Pre-trained transformers have led to considerable advances in NLP, achieving state-of-the-art results across the board. They often contain hundreds of millions of parameters, and thus, sharing and distributing fine-tuned transformer models can be prohibitive. Adapters are a light-weight alternative to full model fine-tuning, consisting of only a tiny set of newly introduced parameters at every transformer layer. During training, the weights of the pre-trained transformer are fixed, which allows us to share the large majority of parameters between tasks. This results in extremely light-weight models (one adapter is around 3MB!). Adapters have been shown to achieve performances comparable to full model fine-tuning. Moreover, they provide elegant ways to share knowledge across multiple tasks more effectively, and we can leverage them for zero-shot cross-lingual transfer.
Before AdapterHub, training, sharing, and re-using adapters has not been straightforward. The reasons are that there exist several different adapter architectures, several ways of composing them, and a wide variety of pre-trained transformers. AdapterHub solves this issue by providing a unified interface to the most recent adapter architectures and composition techniques. Built on top of HuggingFace's popular Transformers library, AdapterHub has access to the most widely used pre-trained transformers.
AdapterHub covers the entire lifecycle of adapter training, inference, and sharing by (a) providing an open-source framework, (b) establishing a central repository of pre-trained adapters.
Our AdapterHub framework is a fork of the popular Transformers library by HuggingFace. Therefore, Researchers can effortlessly integrate AdapterHub in existing experimental code by a drop-in replacement of the original library.
AdapterHub provides researchers with additional methods, e.g., to instantiate adapters in transformers and to freeze/unfreeze their weights. The following code provides a minimal example (this corresponds to figure 2 in our paper):
model = AutoModelWithHeads.from_pretrained('roberta-base') model.add_adapter("sst-2", AdapterType.text_task) model.train_adapter(["sst-2"]) ... model.save_adapter("adapters/text-task/sst-2/", "sst-2")
model.add_adapter adds the new adapter weights to the model, here under the name "sst-2".

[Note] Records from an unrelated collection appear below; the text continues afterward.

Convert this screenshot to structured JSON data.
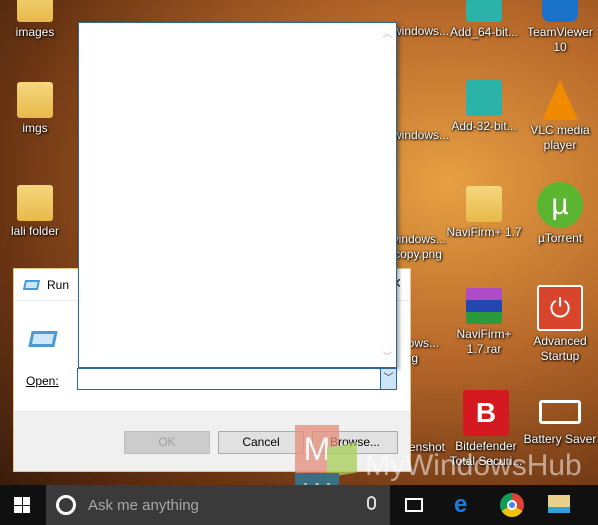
{
  "desktop": {
    "icons": [
      {
        "label": "images",
        "kind": "folder"
      },
      {
        "label": "imgs",
        "kind": "folder"
      },
      {
        "label": "lali folder",
        "kind": "folder"
      },
      {
        "label": "windows...",
        "kind": "image"
      },
      {
        "label": "windows...",
        "kind": "image"
      },
      {
        "label": "windows... copy.png",
        "kind": "image"
      },
      {
        "label": "windows... png",
        "kind": "image"
      },
      {
        "label": "screenshot...",
        "kind": "image"
      },
      {
        "label": "Add_64-bit...",
        "kind": "registry"
      },
      {
        "label": "Add-32-bit...",
        "kind": "registry"
      },
      {
        "label": "NaviFirm+ 1.7",
        "kind": "folder"
      },
      {
        "label": "NaviFirm+ 1.7.rar",
        "kind": "winrar"
      },
      {
        "label": "Bitdefender Total Securi...",
        "kind": "bitdefender"
      },
      {
        "label": "TeamViewer 10",
        "kind": "teamviewer"
      },
      {
        "label": "VLC media player",
        "kind": "vlc"
      },
      {
        "label": "µTorrent",
        "kind": "utorrent"
      },
      {
        "label": "Advanced Startup",
        "kind": "power"
      },
      {
        "label": "Battery Saver",
        "kind": "battery"
      }
    ]
  },
  "run_dialog": {
    "title": "Run",
    "open_label": "Open:",
    "open_value": "",
    "ok": "OK",
    "cancel": "Cancel",
    "browse": "Browse..."
  },
  "taskbar": {
    "search_placeholder": "Ask me anything",
    "pinned": [
      "task-view",
      "edge",
      "chrome",
      "file-explorer"
    ]
  },
  "watermark": "MyWindowsHub"
}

model.train_adapter indicates that we wish to train the adapter (and only the adapter), thus freezing the pre-trained transformer model weights.

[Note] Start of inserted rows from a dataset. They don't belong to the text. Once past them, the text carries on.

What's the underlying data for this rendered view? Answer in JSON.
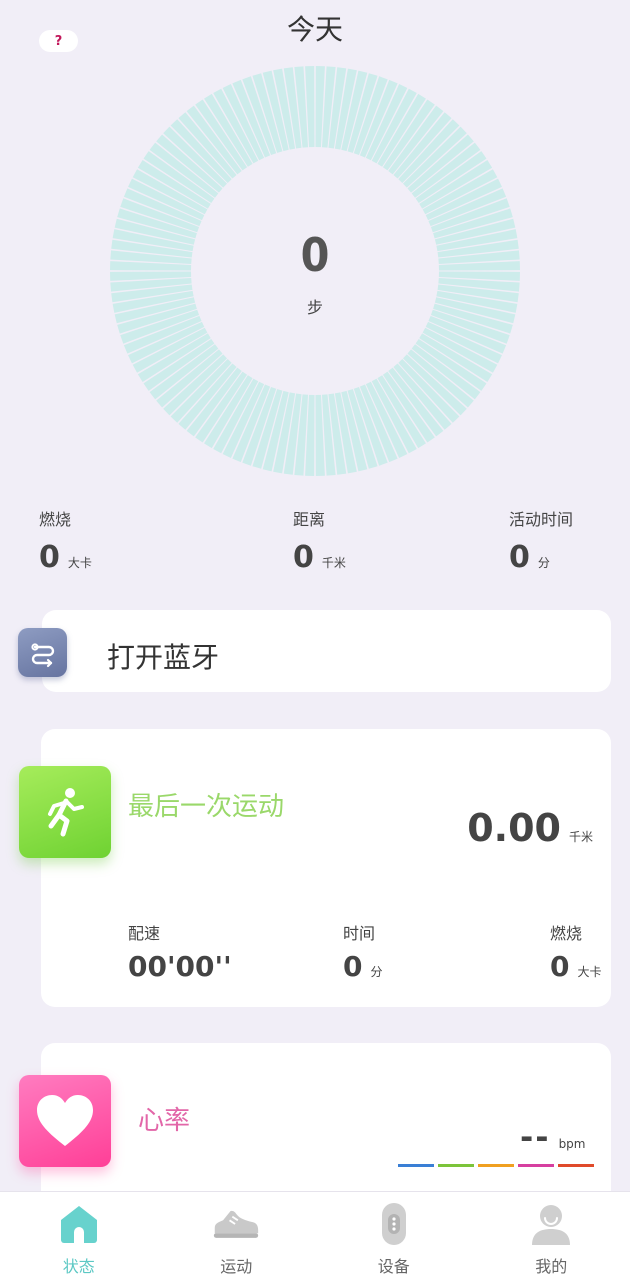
{
  "header": {
    "title": "今天",
    "help_label": "?"
  },
  "steps": {
    "value": "0",
    "unit": "步",
    "progress": 0
  },
  "stats": [
    {
      "label": "燃烧",
      "value": "0",
      "unit": "大卡"
    },
    {
      "label": "距离",
      "value": "0",
      "unit": "千米"
    },
    {
      "label": "活动时间",
      "value": "0",
      "unit": "分"
    }
  ],
  "bluetooth": {
    "label": "打开蓝牙"
  },
  "last_sport": {
    "title": "最后一次运动",
    "distance": "0.00",
    "distance_unit": "千米",
    "stats": [
      {
        "label": "配速",
        "value": "00'00''",
        "unit": ""
      },
      {
        "label": "时间",
        "value": "0",
        "unit": "分"
      },
      {
        "label": "燃烧",
        "value": "0",
        "unit": "大卡"
      }
    ]
  },
  "heart_rate": {
    "title": "心率",
    "value": "--",
    "unit": "bpm",
    "zone_colors": [
      "#3a7fd5",
      "#7cc43a",
      "#f0a020",
      "#d63fa0",
      "#e04a2a"
    ]
  },
  "tabs": [
    {
      "label": "状态",
      "icon": "home-icon",
      "active": true
    },
    {
      "label": "运动",
      "icon": "shoe-icon",
      "active": false
    },
    {
      "label": "设备",
      "icon": "band-icon",
      "active": false
    },
    {
      "label": "我的",
      "icon": "user-icon",
      "active": false
    }
  ],
  "colors": {
    "background": "#f1eef7",
    "ring": "#cdeceb",
    "accent": "#5cc8c4",
    "sport": "#9ad86a",
    "heart": "#e266a8"
  }
}
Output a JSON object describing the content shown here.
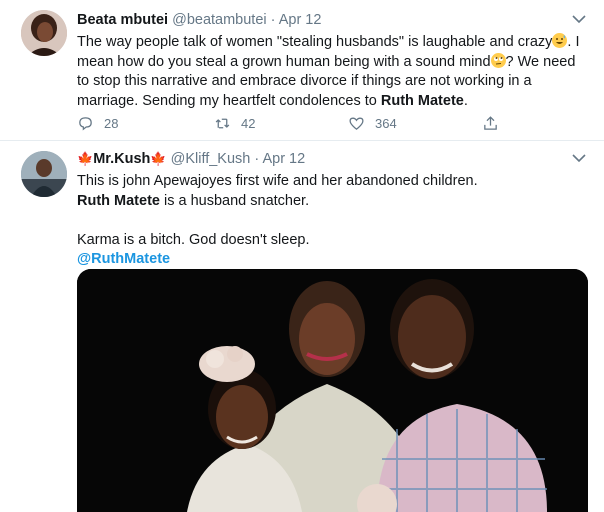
{
  "tweet1": {
    "name": "Beata mbutei",
    "handle": "@beatambutei",
    "sep": " · ",
    "date": "Apr 12",
    "text_a": "The way people talk of women \"stealing husbands\" is laughable and crazy",
    "text_b": ". I mean how do you steal a grown human being with a sound mind",
    "text_c": "? We need to stop this narrative and embrace divorce if things are not working in a marriage. Sending my heartfelt condolences to ",
    "text_bold": "Ruth Matete",
    "text_end": ".",
    "replies": "28",
    "retweets": "42",
    "likes": "364",
    "emoji_1": "grinning-sweat-emoji",
    "emoji_2": "eye-roll-emoji"
  },
  "tweet2": {
    "name": "Mr.Kush",
    "flag_icon": "maple-leaf-icon",
    "handle": "@Kliff_Kush",
    "sep": " · ",
    "date": "Apr 12",
    "line1": "This is john Apewajoyes first wife and her abandoned children.",
    "line2_bold": "Ruth Matete",
    "line2_rest": " is a husband snatcher.",
    "line3": "Karma is a bitch. God doesn't sleep.",
    "mention": "@RuthMatete"
  },
  "colors": {
    "text": "#14171a",
    "meta": "#657786",
    "link": "#1b95e0",
    "divider": "#e6ecf0",
    "flag": "#d0021b"
  }
}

There exist several possible options for configuring adapters, e.g., we can choose among different architectures. Our documentation describes this in greater detail.
After adapter training has been finished, we call

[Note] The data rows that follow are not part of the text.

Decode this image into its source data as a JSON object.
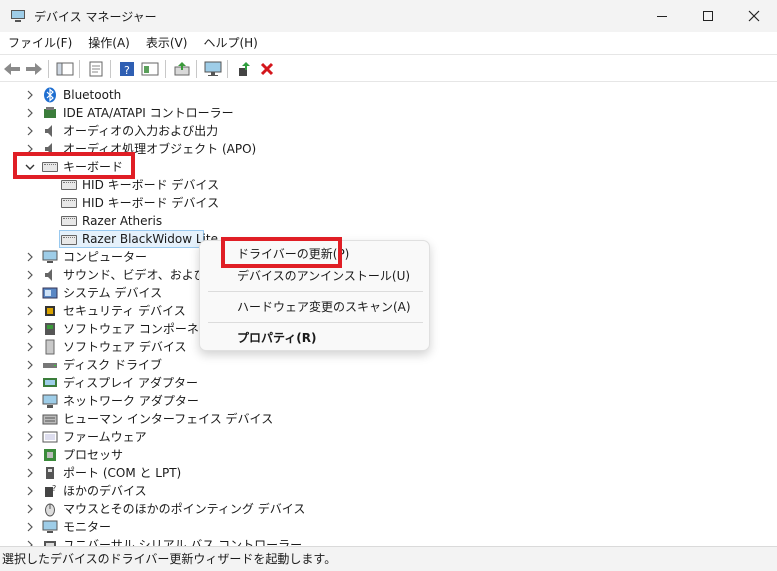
{
  "window": {
    "title": "デバイス マネージャー"
  },
  "menu": [
    "ファイル(F)",
    "操作(A)",
    "表示(V)",
    "ヘルプ(H)"
  ],
  "toolbar": {
    "buttons": [
      "back-icon",
      "forward-icon",
      "show-hide-icon",
      "properties-icon",
      "help-icon",
      "view-icon",
      "update-driver-icon",
      "scan-hardware-icon",
      "enable-device-icon",
      "uninstall-icon"
    ]
  },
  "tree": {
    "categories": [
      "Bluetooth",
      "IDE ATA/ATAPI コントローラー",
      "オーディオの入力および出力",
      "オーディオ処理オブジェクト (APO)",
      "キーボード",
      "コンピューター",
      "サウンド、ビデオ、およびゲーム",
      "システム デバイス",
      "セキュリティ デバイス",
      "ソフトウェア コンポーネント",
      "ソフトウェア デバイス",
      "ディスク ドライブ",
      "ディスプレイ アダプター",
      "ネットワーク アダプター",
      "ヒューマン インターフェイス デバイス",
      "ファームウェア",
      "プロセッサ",
      "ポート (COM と LPT)",
      "ほかのデバイス",
      "マウスとそのほかのポインティング デバイス",
      "モニター",
      "ユニバーサル シリアル バス コントローラー"
    ],
    "keyboard_children": [
      "HID キーボード デバイス",
      "HID キーボード デバイス",
      "Razer Atheris",
      "Razer BlackWidow Lite"
    ]
  },
  "context_menu": {
    "items": [
      "ドライバーの更新(P)",
      "デバイスのアンインストール(U)",
      "ハードウェア変更のスキャン(A)",
      "プロパティ(R)"
    ]
  },
  "status": {
    "text": "選択したデバイスのドライバー更新ウィザードを起動します。"
  },
  "colors": {
    "highlight_red": "#e01e25",
    "selection_bg": "#e5f1fb"
  }
}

model.save_adapter to export the adapter's config and weights.
We can seamlessly load our adapter into the same pre-trained transformer model, which makes it possible to share and open-source trained adapters, e.g., through our central repository.
AdapterHub is accompanied by a central repository and website to share, find, and reuse pre-trained adapter models. After identifying a suitable adapter, we can simply load it:
model = AutoModelForSequenceClassification.from_pretrained("bert-base-uncased") model.load_adapter("sentiment/sst-2@ukp")
Our repository already contains over 100 adapters across several tasks and languages, see our explore page!
We leverage GitHub's infrastructure, automating the deployment and verification of novel adapters using GitHub actions. Adding new tasks, datasets, and adapters is as simple as creating a single yaml configuration based on one of our example files. Contributions are managed through pull requests to our Hub repository.
For more details, see the AdapterHub lifecycle below and check out our quickstart guide!